Now granted he could and probably was paraphrasing from a video he was shown at school, but the excitement shared by not one but both of my students raised my interest. Just what was this ‘code’ all about?
My first course of action was to attend one of the half hour coding classes. I was offered the schedule for several school sites with grade ranges from second to sixth grade. Knowing my own ability, I chose third grade as my attendance option. Sixth grade just might be too advanced for this 40-something.
First there is what I saw, a computer lab full of pint sized people all intently focused on their varying levels of coding. Hands flying up for help, fists in the air from victory and smiles, lots and lots of smiles. They were learning to code and it was fun.
I watched students navigate through the tutorial program and get it wrong. I watched as they problem solved and rethought their steps and I watched as their teacher would encourage them to rethink what they may have missed.
The coding set before the third graders was in simplistic form, navigating a minecraft or angry bird character. They were responsible for coding the commands to take the piece forward, left, right, turn or back. My mind likened it to the ‘how to make a peanut butter and jelly sandwich’ lesson I received in speech class. Some of you might recall this lesson, first get a loaf of bread, remove two pieces, open jar of peanut butter, etc.
This is now coding. If the piece turns right without first going forward it might hit a wall or fall through a hole. Every command matters, detail and specificity matters.
“Computer science is so important and computer programming is such a part of our future,” Magnolia Computer Lab Instructor Patty Traini shared. “They want to get these kids involved at an early age.”
Traini shared she had first learned of Hour of Code last year, but chose to learn a bit more before introducing it to the students.
Hour of Code was observed worldwide Dec. 7 to 11. Traini chose to use the week prior to share video and explanation with her classes so that they could hit the ground running – or coding – during the global observation.
“They were so excited when they came here this week,” she said.
So what exactly is coding?
Simply defined it is what makes software, apps and websites possible.

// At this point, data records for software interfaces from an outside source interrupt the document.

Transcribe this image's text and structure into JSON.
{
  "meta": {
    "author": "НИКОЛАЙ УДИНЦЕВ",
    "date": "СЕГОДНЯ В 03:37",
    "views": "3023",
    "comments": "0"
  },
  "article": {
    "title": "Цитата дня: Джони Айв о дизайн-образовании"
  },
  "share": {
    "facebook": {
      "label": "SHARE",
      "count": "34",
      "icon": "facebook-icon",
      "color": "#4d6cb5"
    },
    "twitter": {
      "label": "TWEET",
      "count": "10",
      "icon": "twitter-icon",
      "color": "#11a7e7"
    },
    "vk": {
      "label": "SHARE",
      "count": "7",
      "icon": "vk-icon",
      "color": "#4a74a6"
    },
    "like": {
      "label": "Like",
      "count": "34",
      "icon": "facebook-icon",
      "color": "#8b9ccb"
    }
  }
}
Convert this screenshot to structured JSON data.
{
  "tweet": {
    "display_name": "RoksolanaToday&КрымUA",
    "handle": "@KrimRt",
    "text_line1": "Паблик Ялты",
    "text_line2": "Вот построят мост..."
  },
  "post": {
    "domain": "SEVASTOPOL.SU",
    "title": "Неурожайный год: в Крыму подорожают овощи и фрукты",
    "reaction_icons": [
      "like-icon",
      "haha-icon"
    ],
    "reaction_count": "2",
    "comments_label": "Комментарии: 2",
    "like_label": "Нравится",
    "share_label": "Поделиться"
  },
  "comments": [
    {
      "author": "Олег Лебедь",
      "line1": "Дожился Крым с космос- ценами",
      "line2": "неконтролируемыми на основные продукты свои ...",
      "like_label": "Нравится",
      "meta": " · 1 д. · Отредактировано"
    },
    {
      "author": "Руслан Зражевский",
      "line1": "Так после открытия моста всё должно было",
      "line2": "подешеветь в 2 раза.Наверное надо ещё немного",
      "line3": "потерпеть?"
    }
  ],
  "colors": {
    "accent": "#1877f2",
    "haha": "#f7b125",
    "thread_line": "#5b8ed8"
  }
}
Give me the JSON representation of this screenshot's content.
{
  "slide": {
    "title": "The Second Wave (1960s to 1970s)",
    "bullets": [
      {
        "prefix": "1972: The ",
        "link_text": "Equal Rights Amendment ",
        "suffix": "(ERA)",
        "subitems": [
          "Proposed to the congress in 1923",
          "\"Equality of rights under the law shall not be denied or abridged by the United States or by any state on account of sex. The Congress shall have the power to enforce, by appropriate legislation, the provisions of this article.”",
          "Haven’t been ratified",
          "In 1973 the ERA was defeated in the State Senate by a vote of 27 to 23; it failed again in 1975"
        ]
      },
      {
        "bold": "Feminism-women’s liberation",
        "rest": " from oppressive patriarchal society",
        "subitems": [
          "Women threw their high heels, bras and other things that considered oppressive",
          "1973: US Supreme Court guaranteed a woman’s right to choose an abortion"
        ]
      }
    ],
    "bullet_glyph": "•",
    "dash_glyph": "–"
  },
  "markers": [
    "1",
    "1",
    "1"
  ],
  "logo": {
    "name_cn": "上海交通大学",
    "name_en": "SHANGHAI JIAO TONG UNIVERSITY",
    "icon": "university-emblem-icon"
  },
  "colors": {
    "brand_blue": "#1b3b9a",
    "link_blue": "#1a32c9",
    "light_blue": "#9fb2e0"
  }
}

It is the ‘back side’ or behind the scenes of what we see on our screen. Coding tells the computer what to do.
In short, code is one of the world’s most widely used languages. Almost every field relies more and more on software and software development success. Coding in most instances builds the child’s confidence and creativity. They can build their own path, which is ultimately empowering for the student.
Technology and computer science is now prevalent in every area of their lives. This is no longer about video games and smart phones. It’s about preparing them to be competitive in a fast and involving world run by these means.
To summarize, I believe Code.org states it best, “Every student should have the opportunity to learn computer science. It helps nurture problem-solving skill, logic and creativity. By starting early, students will have a foundation for success in any 21st-century career path.”
So just as we once learned how to guide a person to make a simple sandwich, our children are now learning how to tell the computer to navigate what’s next. That is the key to the Code.